“Every person is inviolable and entitled to the integrity of his person. Except in cases provided for by law, no one may interfere with his person without his free and enlightened consent.” (Article 10 of the Civil Code)
Canadian and Québec Charters
The citizens of Canada and Québec have various fundamental civil rights, including the right to life; personal security, inviolability, and freedom; and the protection of children and elderly or disabled persons. These charters also provide for certain legal guarantees and judicial rights.
The courts now recognize that victims of sexual assault are entitled, as part of the judicial process, to personal inviolability, protection of privacy, and equality.
Act respecting assistance for victims of crime and Crime Victims Compensation Act
Both these Acts govern services and compensation for crime victims.
Corrections and Conditional Release Act
This Act applies to people convicted of sexual assault for the duration of their sentence.
Sex Offender Information Registration Act
The National Sex Offender Registry, created under the Sex Offender Information Registration Act, is a national database of all people convicted of sexual offences in Canada.
For more information go to:
The judicial process
No victim will ever be compelled to disclose details to the police against his or her will.
Below is an overview of the steps involved in the judicial process once an assault is reported.
- Filing a complaint with police
- When a victim decides to report an assault (right away or years after it occurred), he or she must file the complaint with the police department in the municipality where the assault took place.
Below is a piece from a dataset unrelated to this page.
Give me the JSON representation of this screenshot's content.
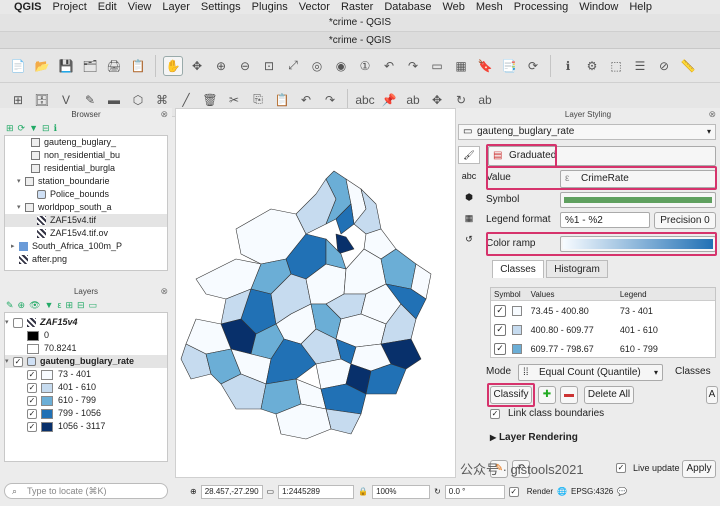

The police officer will take a statement detailing as many facts as the victim can remember.
Young children have access to a special procedure to facilitate the process: A child-victim’s testimony is video-recorded during the first interview with police officers. This procedure spares the child from having to repeat his or her story numerous times, for example, to the DYP, the Crown Prosecutor, etc. However, if the case goes to trial, the child will have to testify as to the statements made during the recorded interview. If necessary, the child can testify in a separate room designed specifically for this purpose, which will ensure he or she does not have to see the accused while testifying. The child’s testimony is always required, save in exceptional circumstances. Only the trial judge can decide otherwise.
- Police investigation
- The investigator (not necessarily the same person who took the statement) conducts an investigation to verify the validity of the complaint.
- Laying of charges
- Once the investigation is complete, the investigator submits his or her report to the Crown Prosecutor, who makes sure that the file contains enough evidence to support legal proceedings.
- If the complaint is upheld, the suspect is brought before a judge and informed of the charges brought against him or her. The suspect then enters a plea of guilty or not guilty.
- Guilty plea
- If the accused pleads guilty, there will be a hearing to determine his or her sentence.
- The sanction ordered by the judge, which can include a reprimand, jail time, etc.
- Not guilty plea
- If the accused pleads not guilty, the following steps take place.
- Preliminary hearing
- This step takes place shortly after the defendant pleads not guilty. The purpose is to determine if there is sufficient evidence to bring the accused to trial. If so, then a trial will take place.
- The purpose of the trial is to determine whether the accused did indeed commit the crime with which he or she is charged. Attorneys for the defence and the Crown present their evidence, and witnesses are called by both parties to testify.
- After the trial, the judge renders a decision regarding the guilt or innocence of the accused.
The accused is found guilty of one of more charges, and his or her sentence is read out in court.
The accused is acquitted of the charges against him or her.
A “not guilty” verdict does not mean the offence never occurred. In our justice system, “not guilty” simply means that there is reasonable doubt as to the guilt of the accused.